### Instructions for the task
In the data below, work out how many lines include the string "author". Only the number should be given.

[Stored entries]
┌──

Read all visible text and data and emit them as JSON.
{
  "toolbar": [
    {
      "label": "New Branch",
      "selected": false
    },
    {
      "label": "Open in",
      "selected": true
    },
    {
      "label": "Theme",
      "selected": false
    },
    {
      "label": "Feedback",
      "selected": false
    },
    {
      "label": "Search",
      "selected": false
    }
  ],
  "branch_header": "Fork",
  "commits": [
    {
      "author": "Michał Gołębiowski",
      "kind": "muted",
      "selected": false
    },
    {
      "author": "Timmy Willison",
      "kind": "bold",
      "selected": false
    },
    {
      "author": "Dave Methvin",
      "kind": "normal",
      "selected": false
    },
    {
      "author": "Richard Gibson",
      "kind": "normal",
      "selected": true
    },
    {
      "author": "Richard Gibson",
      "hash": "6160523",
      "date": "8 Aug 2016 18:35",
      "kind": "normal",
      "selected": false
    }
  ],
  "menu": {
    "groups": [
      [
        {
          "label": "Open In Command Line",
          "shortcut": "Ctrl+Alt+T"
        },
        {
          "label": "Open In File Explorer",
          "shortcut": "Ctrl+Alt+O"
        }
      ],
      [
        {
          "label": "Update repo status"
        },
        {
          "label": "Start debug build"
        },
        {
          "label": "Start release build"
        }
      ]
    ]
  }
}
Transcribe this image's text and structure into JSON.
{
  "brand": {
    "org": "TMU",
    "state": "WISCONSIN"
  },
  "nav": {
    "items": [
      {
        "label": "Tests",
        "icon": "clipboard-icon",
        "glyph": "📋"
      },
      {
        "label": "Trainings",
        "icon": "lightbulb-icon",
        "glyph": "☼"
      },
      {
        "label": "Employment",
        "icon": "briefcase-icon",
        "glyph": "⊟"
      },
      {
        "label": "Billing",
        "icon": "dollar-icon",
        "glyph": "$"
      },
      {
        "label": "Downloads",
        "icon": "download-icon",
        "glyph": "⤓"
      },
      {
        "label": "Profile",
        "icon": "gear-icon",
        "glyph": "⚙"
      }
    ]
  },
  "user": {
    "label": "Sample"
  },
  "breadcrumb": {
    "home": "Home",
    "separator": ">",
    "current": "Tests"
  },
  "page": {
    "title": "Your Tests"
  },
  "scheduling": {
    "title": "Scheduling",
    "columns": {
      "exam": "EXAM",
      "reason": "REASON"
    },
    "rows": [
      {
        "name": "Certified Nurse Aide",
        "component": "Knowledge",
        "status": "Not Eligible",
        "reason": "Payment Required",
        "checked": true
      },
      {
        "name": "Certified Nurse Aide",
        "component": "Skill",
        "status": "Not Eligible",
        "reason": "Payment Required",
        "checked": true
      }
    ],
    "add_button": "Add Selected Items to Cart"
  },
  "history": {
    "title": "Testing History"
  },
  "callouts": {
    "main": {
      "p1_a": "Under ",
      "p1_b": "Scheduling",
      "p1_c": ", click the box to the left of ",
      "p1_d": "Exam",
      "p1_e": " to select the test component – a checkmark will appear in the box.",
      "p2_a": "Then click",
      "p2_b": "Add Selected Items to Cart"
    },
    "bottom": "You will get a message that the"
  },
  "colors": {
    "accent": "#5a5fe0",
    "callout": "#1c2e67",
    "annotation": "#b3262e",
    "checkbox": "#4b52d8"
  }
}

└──

### Exercise solution
5